Exercise goal
Only the lines containing the string "telconsultoria" are needed; copy all of them from the listing.

Dataset content
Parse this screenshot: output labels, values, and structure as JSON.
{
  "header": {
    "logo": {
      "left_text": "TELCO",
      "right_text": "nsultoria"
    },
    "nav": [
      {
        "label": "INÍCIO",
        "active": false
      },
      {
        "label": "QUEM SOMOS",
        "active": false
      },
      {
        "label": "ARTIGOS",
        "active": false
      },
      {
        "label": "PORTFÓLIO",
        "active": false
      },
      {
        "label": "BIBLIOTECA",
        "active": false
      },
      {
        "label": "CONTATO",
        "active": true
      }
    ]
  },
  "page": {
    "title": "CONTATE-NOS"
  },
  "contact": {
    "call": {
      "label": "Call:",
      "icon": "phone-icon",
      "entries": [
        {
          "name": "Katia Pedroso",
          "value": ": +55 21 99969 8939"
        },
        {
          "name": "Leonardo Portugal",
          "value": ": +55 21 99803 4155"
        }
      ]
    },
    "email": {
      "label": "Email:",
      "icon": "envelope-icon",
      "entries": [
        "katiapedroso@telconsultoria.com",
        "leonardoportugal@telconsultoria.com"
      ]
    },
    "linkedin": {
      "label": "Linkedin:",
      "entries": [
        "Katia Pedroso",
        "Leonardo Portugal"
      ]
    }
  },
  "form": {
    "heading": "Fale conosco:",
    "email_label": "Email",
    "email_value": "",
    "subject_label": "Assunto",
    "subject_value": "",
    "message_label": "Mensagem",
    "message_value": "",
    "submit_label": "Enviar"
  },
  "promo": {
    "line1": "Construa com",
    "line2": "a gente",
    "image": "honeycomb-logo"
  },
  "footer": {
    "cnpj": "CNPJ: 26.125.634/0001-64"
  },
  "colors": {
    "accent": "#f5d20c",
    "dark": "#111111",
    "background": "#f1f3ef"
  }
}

Final answer
        "katiapedroso@telconsultoria.com",
        "leonardoportugal@telconsultoria.com"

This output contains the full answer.